| EXERCISE |
All of the data should be output character for character, except the pictures.

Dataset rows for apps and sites
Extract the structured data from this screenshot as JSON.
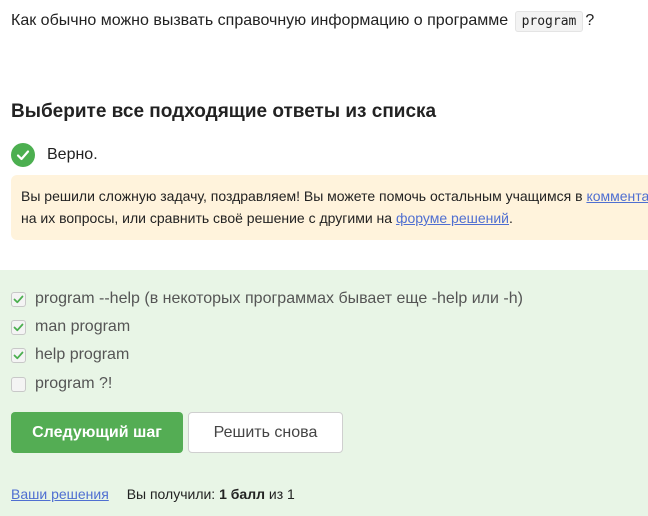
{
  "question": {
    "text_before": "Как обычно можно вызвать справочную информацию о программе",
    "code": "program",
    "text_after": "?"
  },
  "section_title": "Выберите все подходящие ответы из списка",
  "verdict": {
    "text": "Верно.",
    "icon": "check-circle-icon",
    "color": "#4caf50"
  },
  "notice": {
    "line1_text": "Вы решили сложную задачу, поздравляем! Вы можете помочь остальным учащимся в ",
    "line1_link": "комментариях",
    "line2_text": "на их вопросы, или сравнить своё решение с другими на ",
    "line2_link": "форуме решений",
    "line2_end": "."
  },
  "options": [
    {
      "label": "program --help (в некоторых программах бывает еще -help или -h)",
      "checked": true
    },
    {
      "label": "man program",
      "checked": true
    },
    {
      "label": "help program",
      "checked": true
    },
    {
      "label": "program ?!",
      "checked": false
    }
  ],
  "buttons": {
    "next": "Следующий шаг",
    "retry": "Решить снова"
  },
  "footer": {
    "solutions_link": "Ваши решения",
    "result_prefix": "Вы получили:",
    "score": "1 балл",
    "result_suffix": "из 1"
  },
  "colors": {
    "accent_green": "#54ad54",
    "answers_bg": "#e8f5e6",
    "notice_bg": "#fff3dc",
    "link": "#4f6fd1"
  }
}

| SOLUTION TO THE PROBLEM |
Extract the structured data from this screenshot as JSON.
{
  "question": {
    "text_before": "Как обычно можно вызвать справочную информацию о программе",
    "code": "program",
    "text_after": "?"
  },
  "section_title": "Выберите все подходящие ответы из списка",
  "verdict": {
    "text": "Верно.",
    "icon": "check-circle-icon",
    "color": "#4caf50"
  },
  "notice": {
    "line1_text": "Вы решили сложную задачу, поздравляем! Вы можете помочь остальным учащимся в ",
    "line1_link": "комментариях",
    "line2_text": "на их вопросы, или сравнить своё решение с другими на ",
    "line2_link": "форуме решений",
    "line2_end": "."
  },
  "options": [
    {
      "label": "program --help (в некоторых программах бывает еще -help или -h)",
      "checked": true
    },
    {
      "label": "man program",
      "checked": true
    },
    {
      "label": "help program",
      "checked": true
    },
    {
      "label": "program ?!",
      "checked": false
    }
  ],
  "buttons": {
    "next": "Следующий шаг",
    "retry": "Решить снова"
  },
  "footer": {
    "solutions_link": "Ваши решения",
    "result_prefix": "Вы получили:",
    "score": "1 балл",
    "result_suffix": "из 1"
  },
  "colors": {
    "accent_green": "#54ad54",
    "answers_bg": "#e8f5e6",
    "notice_bg": "#fff3dc",
    "link": "#4f6fd1"
  }
}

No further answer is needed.